Even better, the Commies here are played by a kind of hall of fame of the best character actors working today.
Among these, you’ll recognize Fisher Stevens (The Grand Budapest Hotel), Patrick Fischler (Jimmy Barrett on Mad Men), Tom Musgrave (who starred on the first season of the Fargo TV series), David Krumholtz (The Newsroom, Numb3rs), Max Baker (Pirates of the Caribbean: Dead Man’s Chest), Alex Karpovsky (Ray on Girls) and Wayne Knight (Newman from Seinfeld). With these as the Communists and dozens more wonderful character actors (among them Jonah Hill plays a kind of fixer’s fixer), the movie truly brings to mind the days of the contract players in Hollywood studios, when the real reason to see American movies was not only the gorgeous stars but also the supporting players such as Edward Everett Horton, Eugene Pallette and so many others.
Once it may have been fashionable to say that British cinema had the best actors, but Hail, Caesar! will put that claim to rest for all time. Giving great actors like these a chance to shine is the most fitting tribute there can be to Hollywood’s Golden Age.

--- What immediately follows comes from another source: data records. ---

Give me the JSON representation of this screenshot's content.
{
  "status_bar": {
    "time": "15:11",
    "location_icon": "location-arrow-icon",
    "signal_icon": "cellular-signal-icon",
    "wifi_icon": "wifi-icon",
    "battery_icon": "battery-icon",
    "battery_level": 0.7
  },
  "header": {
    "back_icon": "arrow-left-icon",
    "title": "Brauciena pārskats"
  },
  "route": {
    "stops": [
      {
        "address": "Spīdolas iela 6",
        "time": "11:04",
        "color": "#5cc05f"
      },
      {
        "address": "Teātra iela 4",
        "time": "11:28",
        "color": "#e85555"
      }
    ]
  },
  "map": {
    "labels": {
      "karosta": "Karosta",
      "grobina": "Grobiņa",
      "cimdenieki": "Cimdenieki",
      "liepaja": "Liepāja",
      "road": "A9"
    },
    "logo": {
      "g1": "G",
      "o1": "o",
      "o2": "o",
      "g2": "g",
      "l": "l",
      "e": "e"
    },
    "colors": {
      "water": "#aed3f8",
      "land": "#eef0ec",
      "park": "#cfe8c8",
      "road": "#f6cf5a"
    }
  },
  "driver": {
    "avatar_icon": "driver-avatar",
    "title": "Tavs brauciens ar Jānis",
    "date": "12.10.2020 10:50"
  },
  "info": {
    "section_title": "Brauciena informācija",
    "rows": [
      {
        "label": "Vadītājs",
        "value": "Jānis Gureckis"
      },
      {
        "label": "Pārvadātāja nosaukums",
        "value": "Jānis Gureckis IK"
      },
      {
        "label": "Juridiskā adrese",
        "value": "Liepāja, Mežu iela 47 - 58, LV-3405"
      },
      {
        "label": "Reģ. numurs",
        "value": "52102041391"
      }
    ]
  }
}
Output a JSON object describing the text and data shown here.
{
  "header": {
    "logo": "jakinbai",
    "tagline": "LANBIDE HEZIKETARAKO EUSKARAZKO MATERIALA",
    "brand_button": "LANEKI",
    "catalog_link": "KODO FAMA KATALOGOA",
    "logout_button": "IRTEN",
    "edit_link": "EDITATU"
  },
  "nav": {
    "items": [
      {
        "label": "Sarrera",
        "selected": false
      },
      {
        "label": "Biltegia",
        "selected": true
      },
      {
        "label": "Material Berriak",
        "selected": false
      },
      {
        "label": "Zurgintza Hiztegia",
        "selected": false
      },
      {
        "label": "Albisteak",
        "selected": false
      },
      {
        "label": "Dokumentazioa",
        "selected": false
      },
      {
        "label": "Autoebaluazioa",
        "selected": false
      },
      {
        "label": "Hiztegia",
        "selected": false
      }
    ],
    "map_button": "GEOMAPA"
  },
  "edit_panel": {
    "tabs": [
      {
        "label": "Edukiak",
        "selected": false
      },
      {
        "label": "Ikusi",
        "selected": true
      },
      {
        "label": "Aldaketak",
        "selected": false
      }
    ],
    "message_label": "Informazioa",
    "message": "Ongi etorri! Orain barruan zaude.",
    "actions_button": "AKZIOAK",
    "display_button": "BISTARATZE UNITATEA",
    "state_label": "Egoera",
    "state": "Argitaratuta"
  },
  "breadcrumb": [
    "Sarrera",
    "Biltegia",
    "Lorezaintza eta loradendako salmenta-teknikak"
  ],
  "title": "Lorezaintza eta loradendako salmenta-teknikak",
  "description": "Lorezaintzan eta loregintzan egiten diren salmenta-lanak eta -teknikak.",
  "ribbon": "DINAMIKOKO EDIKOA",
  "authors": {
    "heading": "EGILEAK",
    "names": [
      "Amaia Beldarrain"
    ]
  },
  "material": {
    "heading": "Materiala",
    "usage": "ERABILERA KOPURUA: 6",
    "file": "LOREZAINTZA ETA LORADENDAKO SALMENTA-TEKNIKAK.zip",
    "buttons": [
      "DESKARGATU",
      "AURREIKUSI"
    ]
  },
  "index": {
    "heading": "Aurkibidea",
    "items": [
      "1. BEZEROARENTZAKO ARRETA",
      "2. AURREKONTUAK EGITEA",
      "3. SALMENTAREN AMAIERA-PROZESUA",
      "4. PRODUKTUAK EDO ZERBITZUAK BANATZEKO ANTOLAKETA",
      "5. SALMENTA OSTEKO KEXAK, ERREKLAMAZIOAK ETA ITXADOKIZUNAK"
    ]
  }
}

The movie swings deliriously from witty social commentary to slapstick and back again, with an ease that no one else could pull off. Hail, Caesar! probably won’t win any Oscars next year, and many critics will dismiss it as a minor work. But in 20 years, there may well be Hail, Caesar! costume parties, the way there are Big Lebowski fests today. And whatever there is in place of television in a couple of decades, when Hail, Caesar! comes on, you’ll end up watching it again.